At Lincoln Hall they definitely were playing the alt-rock cards in a big way, populating the small stage with 8 musicians and five lead vocalist mikes. I was standing on stage right, directly in front of Rico Bell and his chest-piano, and Suzie Honeyman looking like a possessed schoolteacher on violin. On the opposite side of the stage was the sepulchral Lu Edmonds, playing his saz.
The no rules approach to instrumentation and self-taught character of the songwriting, makes for an enthralling sound, if it also tends to allow for instant chaos if someone gets off-track. When combined with dense and literate lyrics, it results in an anarchic folk-punk socialist collective with a bookish bent and an abandoned career in stand-up comedy.
I will teach them from my lesson
I will teach them from my song
I will speak of all lives wonder
Where I land will be renowned
Yes, they are all bout teaching with song. At the same time they realize that being a punk band with no major label connections, the world is going to keep turning regardless; and that goddammit, we are gonna still keep tilting against those fucking windmills. Because sometimes the good fight is the only fight you need. Success is inconsequential, it is the tilting that makes the windmills run scared.
They know that making punk music will not change anything, and they still do it, because singing and howling into the darkness is the only thing you can do. If you are brave enough.
And; what they figured out, over the years and agony and travails; is that singing and making art and doing it with life-long friends is two sided: it allows you to stare into the void at the same time you celebrate living and drinking and fucking and music.
Where I land will be the fortress
Of this fight against the tides
Tides of rotten patriarchy
Tides of greed and tricks and lies
Lose, Lose, Lose your head
Middle of the show, they pulled out the stops on “Orpheus” the song that provides the lyrics in this post; recognizing the opening strains of the accordion, I howled in approval and when Rico started singing, knew that the night was going to be just fine. The song features traded vocals from all four vocalists: Rico, Tom, Sally and Jon, and the opportunity for the audience to join in on the “lose, lose, lose your head” parts and o my, did we ever. A group of four women in front of the stage center danced and sang along, and we kept the waitron busy resupplying us all with drinks.
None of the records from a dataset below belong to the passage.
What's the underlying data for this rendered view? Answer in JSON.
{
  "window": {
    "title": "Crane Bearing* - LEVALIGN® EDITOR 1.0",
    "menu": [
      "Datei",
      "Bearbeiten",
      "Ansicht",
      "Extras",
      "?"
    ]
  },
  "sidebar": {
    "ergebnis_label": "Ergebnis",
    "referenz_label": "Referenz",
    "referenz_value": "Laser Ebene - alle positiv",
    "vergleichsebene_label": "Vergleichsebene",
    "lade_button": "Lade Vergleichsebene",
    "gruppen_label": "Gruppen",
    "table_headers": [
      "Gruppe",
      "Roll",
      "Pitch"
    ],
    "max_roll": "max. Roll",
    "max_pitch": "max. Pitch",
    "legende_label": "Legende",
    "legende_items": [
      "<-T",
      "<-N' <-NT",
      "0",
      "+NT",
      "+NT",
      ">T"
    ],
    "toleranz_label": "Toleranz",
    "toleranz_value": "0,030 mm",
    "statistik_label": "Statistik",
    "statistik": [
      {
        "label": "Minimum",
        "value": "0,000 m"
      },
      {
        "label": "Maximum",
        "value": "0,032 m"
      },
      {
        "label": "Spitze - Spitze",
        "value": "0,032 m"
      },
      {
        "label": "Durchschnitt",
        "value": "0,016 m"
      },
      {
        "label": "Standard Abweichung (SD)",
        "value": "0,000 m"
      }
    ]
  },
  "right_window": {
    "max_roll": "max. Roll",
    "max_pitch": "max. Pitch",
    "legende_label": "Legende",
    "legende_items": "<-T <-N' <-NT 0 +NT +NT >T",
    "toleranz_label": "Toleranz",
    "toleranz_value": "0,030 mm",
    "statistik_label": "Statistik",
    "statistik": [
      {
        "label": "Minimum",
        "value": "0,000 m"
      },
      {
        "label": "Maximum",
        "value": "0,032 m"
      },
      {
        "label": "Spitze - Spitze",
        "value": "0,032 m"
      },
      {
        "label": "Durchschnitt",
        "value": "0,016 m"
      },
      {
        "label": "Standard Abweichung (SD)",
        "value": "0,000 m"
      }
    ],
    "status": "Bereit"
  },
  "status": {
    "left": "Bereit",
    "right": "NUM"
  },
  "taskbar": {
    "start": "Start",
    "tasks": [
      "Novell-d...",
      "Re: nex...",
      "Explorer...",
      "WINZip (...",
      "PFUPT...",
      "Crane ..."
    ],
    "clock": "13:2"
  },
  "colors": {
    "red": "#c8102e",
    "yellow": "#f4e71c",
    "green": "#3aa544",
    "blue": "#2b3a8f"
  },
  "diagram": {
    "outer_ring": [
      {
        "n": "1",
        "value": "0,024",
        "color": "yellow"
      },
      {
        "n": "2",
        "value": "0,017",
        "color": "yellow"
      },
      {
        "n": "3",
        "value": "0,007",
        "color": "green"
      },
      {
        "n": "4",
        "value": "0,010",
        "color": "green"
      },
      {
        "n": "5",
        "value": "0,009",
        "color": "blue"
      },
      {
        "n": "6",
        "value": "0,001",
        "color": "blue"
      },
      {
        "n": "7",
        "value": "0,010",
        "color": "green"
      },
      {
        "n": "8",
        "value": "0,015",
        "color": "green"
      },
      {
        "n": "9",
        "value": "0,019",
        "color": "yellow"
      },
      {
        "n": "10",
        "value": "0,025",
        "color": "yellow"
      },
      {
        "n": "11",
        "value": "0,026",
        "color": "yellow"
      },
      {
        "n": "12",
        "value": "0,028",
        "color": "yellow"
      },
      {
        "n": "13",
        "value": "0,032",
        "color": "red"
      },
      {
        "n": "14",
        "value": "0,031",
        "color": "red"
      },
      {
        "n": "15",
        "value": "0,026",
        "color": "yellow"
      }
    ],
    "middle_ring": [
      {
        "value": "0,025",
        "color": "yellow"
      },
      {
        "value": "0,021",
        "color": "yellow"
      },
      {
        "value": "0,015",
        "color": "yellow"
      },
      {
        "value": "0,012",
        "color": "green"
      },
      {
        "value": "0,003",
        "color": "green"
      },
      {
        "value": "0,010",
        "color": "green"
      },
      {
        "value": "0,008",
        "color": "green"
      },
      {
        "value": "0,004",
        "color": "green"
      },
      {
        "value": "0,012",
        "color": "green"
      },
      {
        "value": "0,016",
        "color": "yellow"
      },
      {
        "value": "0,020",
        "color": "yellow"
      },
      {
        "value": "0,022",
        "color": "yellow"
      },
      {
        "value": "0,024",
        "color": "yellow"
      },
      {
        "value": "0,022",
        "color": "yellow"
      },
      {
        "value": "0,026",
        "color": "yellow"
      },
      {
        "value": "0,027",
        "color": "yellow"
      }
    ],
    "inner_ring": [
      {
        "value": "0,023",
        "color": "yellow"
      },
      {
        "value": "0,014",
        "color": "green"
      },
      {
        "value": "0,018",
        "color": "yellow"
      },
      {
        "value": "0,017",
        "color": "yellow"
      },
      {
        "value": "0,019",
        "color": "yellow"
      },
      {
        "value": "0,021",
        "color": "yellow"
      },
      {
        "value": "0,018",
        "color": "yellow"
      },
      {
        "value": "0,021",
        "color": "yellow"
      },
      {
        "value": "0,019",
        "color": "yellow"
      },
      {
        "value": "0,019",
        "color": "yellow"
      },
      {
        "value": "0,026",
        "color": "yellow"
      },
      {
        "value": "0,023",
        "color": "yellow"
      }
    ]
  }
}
The played for quite a while after that, coming back for two encores in spite of Sally’s complaints of weariness and early flights the next day. Reaching all the way back to 1985 for songs, the only minor complaint was that they did not play “Memphis Egypt”, one of my favorite songs. But as Tom sang “Curse of the Mekons” with his eyes closed and Sally helping him remember the lyrics, I knew that there was no need to quibble.
“Magic, fear, and superstition; this is the Curse of The Mekons.”
In a recent interview, Jon Langford and Sally Timms made the point that all the members of the band do a wide variety of other things, music and art and other things; but that what they do as the Mekons remains their favorite work. During songs like I Have Been To Heaven And Back, Space In Your Face, and (Sometimes I Feel Like) Fletcher Christian, the band would play together like they were trying to drive away the darkness and doubt, pounding out primal melodies with whatever instruments fell into their hands. And when the show was nearing the end, as Jon Langford hugged Lu Edmonds warmly, stepped on Sally as she sprawled in front of the drum riser, and kissed Tom on the mouth, I realized they had indeed driven back the darkness and doubt even if only for a short time.
Also, I scored a loverly limited edition poster, signed by all the band:
And since vacuumslayer asked, this song makes me very happy when I hear it, even if I didn’t hear it at Lincoln Hall:
*(title lyric from Space in Your Face from the new album)
BONUS CRAPPY iPHOTOGRAPHY: